Directions for this task: Show each line of the records below where the word "Restaurant" occurs.

Input data:
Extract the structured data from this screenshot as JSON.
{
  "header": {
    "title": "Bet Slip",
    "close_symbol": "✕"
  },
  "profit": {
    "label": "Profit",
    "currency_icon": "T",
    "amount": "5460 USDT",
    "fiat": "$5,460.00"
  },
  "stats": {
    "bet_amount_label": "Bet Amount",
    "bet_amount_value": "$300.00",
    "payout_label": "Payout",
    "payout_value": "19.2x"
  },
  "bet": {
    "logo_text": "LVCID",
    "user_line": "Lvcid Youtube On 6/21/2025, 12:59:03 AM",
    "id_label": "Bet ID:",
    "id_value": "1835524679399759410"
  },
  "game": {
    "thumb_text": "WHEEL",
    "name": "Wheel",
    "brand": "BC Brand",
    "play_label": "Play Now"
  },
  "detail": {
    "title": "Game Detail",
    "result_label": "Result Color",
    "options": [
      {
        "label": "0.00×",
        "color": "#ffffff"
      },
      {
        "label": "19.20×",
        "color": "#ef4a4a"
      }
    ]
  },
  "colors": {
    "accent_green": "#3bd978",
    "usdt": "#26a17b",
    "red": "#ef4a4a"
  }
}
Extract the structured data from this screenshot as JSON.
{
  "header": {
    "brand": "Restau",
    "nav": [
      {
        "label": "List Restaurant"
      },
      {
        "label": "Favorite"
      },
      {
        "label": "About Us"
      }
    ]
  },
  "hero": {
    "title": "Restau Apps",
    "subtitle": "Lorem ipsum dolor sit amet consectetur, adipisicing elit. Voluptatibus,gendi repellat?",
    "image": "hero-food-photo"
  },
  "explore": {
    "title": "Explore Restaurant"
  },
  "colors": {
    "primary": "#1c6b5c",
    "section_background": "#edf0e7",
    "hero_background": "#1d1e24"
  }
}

Expected answer:
        "label": "List Restaurant"
    "title": "Explore Restaurant"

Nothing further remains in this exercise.